Sunday: In the morning we took Mary to the airport and the rest of us headed for the hills again. A “track closed” sign at the road-end thwarted our plan to go to Lake Dive Hut so we went to Dawson Falls visitor centre where the other car was parked. Hiking again, we had an easy walk to comfortable Waingongoro Hut. A long way below was the river in a tree-shrouded gorge.
Monday: With gear for a day walk we went to the Stratford Mountain House, a classy new lodge for a cuppa, then up a road which serves the local ski field. At the car park on The Stratford Plateau the weather was threatening so we headed down a little to find a warmer spot, had lunch and then bolted for Waingongoro Hut as rain started. The rain set in so we were happy to spend the whole afternoon reading the paper and jointly doing a general knowledge crossword. There were quite a few we couldn’t get.
Tue: With rain all night we were pleased we hadn’t tried to get to Lake Dive Hut. On our way to the cars the nearby Dawson Falls were a compulsory stop. Back in our street clothes we motored off towards our island. The Barnacles YHA backpackers is a rambling old building but comfortable enough.
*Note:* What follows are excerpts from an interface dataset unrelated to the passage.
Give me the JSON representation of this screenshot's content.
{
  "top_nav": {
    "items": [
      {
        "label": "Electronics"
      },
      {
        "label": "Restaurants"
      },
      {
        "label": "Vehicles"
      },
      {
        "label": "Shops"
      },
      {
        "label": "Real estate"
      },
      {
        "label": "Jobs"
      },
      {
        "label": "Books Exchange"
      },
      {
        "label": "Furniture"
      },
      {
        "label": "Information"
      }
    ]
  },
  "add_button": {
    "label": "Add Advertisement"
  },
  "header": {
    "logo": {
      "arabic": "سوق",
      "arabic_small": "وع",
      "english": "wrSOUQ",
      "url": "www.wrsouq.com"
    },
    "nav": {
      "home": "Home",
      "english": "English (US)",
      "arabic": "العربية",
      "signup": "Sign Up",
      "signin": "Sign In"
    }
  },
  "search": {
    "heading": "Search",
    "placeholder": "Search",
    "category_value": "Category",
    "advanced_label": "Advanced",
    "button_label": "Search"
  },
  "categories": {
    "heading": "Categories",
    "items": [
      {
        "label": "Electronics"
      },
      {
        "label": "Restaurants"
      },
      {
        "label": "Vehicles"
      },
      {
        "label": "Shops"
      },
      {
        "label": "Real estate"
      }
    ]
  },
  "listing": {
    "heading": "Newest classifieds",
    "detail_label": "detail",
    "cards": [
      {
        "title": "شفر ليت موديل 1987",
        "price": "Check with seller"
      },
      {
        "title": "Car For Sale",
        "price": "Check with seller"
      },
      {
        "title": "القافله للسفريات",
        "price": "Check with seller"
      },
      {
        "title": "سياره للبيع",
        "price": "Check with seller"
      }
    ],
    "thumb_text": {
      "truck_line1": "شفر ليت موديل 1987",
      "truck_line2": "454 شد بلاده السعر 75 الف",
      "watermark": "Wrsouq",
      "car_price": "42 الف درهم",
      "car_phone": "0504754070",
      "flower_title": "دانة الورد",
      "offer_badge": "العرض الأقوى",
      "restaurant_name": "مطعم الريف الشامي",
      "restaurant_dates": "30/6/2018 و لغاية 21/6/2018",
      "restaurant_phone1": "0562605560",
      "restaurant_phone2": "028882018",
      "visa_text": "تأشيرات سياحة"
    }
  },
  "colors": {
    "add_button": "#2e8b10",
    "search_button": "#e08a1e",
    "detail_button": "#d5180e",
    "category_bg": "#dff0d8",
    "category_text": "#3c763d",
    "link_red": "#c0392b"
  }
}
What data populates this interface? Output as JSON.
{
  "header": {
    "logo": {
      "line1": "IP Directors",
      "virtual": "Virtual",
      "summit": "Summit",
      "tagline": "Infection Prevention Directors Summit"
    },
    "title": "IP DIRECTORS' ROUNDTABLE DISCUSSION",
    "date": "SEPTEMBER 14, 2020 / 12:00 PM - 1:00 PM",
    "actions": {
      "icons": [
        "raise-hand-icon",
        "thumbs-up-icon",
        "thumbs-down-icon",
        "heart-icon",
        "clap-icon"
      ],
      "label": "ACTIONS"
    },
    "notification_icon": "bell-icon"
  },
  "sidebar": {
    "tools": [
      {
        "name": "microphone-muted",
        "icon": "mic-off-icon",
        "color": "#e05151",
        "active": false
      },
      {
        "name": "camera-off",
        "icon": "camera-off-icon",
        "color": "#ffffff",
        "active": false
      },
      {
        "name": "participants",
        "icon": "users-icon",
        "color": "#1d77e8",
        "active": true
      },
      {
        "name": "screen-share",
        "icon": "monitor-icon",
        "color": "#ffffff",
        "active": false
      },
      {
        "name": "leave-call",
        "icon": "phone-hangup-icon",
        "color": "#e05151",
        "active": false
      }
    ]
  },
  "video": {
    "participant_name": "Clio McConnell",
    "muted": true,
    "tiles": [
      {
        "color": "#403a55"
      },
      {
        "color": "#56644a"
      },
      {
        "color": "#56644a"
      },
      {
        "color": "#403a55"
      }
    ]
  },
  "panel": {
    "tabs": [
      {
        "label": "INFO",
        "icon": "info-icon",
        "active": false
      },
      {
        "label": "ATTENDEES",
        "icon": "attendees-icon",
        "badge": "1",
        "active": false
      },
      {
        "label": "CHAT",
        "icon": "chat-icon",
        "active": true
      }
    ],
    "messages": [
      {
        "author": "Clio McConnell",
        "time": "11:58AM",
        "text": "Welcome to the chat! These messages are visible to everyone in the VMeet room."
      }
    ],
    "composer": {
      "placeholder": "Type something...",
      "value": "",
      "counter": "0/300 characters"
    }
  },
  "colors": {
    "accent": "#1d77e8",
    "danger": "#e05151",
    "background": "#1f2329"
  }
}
We had a bunkroom for our group.
Wed: An early start, allowing extra time for rush-hour congestion got us to the ferry comfortably. The day was fine and sunny, the ferry crossing enjoyable. Both cars stopped at Kekerengu for a late lunch and then on to Chch.
This was a memorable trip and well worth a re-run to do the full circuit. The good news is that Mary’s arm has healed well. A big THANKS to Leo for his meticulous planning and execution. We were: Leo Manders, Kristi DuBois, Mary McKeown, Yvette So; Wayne Thomas, Kerry Moore (KM)